»»

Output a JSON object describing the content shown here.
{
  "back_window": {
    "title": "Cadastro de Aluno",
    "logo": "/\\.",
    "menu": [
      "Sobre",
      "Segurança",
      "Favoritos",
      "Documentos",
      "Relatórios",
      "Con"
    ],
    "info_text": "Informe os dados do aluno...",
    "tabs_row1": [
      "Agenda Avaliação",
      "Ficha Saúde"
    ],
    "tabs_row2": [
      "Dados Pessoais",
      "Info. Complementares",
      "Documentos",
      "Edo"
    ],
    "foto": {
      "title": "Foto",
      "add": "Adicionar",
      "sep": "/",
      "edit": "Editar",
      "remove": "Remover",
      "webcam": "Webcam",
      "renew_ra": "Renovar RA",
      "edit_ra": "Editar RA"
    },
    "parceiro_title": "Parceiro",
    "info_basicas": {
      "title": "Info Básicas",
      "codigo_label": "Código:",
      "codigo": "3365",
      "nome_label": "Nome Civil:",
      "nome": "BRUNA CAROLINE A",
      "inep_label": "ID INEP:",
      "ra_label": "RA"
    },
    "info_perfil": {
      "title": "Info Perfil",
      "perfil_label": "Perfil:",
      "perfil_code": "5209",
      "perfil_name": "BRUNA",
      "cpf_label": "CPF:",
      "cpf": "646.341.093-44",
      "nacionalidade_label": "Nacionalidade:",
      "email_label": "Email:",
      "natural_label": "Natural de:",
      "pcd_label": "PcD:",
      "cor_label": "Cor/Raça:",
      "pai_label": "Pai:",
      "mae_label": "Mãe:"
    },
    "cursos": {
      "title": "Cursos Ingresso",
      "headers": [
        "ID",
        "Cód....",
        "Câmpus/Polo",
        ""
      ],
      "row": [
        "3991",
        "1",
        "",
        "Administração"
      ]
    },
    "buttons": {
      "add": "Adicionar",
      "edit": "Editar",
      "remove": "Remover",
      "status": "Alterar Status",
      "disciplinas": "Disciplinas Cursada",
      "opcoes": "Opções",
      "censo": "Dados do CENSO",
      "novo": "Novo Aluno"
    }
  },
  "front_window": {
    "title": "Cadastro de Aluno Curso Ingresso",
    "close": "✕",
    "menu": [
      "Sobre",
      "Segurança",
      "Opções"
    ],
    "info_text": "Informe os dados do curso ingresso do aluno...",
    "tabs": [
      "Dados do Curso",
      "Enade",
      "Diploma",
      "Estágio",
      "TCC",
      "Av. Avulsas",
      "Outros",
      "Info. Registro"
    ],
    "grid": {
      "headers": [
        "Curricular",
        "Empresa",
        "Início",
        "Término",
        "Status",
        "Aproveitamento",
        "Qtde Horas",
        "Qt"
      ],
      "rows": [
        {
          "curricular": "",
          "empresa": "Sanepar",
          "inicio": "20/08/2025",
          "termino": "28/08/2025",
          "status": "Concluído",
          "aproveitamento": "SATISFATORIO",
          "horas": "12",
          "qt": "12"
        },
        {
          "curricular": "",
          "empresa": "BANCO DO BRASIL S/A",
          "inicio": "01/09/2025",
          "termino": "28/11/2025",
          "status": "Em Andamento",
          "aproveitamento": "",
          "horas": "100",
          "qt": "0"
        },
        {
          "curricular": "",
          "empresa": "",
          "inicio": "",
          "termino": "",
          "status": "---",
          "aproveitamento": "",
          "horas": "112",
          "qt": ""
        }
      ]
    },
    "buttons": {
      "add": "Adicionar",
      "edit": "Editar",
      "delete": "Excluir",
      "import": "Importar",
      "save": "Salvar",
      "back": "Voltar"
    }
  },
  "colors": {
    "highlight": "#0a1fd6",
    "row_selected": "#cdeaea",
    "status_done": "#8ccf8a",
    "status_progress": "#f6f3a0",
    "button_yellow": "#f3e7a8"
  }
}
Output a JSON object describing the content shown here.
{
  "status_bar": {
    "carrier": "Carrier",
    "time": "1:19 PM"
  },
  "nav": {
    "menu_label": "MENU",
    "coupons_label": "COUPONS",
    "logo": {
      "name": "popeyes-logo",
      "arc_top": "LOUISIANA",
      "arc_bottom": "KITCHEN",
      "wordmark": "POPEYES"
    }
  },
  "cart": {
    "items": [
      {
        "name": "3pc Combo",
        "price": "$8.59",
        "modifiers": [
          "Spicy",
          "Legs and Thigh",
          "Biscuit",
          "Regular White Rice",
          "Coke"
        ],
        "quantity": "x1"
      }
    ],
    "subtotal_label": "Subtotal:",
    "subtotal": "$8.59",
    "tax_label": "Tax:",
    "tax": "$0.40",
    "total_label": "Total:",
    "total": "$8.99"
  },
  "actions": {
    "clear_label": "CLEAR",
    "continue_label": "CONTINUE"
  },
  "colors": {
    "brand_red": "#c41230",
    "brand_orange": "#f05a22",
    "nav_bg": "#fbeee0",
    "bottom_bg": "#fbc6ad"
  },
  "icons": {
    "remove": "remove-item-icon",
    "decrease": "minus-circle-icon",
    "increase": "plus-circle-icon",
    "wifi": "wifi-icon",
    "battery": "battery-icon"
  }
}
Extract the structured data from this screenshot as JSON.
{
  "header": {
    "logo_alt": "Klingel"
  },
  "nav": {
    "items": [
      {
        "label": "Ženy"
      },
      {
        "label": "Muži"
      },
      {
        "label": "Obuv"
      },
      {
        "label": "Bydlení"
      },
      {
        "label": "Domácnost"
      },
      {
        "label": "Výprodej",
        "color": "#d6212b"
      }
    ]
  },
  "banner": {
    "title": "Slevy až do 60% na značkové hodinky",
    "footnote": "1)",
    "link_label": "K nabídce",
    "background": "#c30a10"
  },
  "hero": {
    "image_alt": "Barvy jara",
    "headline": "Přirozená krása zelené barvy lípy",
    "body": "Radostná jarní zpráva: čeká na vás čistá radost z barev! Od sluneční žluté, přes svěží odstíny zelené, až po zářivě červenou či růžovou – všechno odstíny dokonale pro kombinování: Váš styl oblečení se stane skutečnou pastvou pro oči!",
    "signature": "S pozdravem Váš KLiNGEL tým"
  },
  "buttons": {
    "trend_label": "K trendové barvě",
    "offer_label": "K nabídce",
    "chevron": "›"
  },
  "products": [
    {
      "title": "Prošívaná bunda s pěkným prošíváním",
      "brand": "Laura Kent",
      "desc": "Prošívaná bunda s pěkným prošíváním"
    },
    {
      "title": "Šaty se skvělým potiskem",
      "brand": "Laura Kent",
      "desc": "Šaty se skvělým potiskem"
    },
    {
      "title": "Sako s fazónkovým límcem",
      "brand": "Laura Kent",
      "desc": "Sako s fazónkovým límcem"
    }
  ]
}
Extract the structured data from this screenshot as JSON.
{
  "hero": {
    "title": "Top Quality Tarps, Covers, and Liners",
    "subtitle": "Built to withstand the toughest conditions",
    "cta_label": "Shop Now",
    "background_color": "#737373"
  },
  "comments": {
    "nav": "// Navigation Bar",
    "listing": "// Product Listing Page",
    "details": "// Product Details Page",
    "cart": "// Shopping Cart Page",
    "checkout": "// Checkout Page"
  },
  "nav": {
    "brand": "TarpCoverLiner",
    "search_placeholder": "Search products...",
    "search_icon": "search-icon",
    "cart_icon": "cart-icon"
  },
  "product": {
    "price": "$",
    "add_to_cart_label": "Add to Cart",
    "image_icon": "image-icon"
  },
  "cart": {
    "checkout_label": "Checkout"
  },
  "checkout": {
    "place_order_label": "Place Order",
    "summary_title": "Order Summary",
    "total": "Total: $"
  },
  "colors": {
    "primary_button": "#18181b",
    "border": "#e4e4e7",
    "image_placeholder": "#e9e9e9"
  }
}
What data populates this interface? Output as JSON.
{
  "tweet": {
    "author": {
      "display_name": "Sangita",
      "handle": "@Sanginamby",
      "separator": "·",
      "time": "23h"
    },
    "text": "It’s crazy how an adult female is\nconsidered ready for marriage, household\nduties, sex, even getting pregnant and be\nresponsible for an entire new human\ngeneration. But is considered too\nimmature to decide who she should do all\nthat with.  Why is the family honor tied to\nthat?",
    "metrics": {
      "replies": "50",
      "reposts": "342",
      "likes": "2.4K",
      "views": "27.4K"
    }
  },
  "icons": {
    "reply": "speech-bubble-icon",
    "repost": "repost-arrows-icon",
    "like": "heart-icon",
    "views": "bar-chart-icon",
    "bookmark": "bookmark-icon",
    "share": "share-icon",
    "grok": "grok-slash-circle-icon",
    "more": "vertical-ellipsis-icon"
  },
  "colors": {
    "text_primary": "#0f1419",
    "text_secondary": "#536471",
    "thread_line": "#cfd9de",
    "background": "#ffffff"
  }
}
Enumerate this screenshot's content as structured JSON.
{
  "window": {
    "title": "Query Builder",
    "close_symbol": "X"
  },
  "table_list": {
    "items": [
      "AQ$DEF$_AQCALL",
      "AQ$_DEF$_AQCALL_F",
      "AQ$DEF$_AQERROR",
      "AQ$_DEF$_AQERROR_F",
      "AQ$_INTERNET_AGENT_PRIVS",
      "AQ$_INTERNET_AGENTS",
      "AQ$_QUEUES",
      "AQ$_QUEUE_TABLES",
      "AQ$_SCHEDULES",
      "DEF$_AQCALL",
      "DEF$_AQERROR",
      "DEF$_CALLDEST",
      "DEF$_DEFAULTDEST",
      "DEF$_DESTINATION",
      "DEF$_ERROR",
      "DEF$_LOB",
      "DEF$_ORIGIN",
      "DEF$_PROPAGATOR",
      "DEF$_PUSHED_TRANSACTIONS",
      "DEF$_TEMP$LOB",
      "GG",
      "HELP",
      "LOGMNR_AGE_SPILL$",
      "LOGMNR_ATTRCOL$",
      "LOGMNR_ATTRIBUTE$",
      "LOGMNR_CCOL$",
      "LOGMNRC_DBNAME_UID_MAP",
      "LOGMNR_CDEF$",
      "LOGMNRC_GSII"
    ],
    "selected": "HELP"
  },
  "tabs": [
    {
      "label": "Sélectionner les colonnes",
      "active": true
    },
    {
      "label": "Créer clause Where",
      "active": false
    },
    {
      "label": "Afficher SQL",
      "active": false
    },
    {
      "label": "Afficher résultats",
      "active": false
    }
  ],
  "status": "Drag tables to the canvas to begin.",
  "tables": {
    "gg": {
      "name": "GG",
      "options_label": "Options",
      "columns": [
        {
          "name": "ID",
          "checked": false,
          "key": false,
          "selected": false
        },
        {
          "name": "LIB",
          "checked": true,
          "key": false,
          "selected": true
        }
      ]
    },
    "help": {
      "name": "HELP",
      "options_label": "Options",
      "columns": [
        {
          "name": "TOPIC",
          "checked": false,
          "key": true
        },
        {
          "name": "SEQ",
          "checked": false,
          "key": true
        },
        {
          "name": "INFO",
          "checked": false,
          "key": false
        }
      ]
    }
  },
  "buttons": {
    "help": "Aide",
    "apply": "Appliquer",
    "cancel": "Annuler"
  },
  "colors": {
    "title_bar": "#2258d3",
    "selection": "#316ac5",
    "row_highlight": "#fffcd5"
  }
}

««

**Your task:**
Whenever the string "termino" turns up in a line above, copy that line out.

**Reply:**
          "termino": "28/08/2025",
          "termino": "28/11/2025",
          "termino": "",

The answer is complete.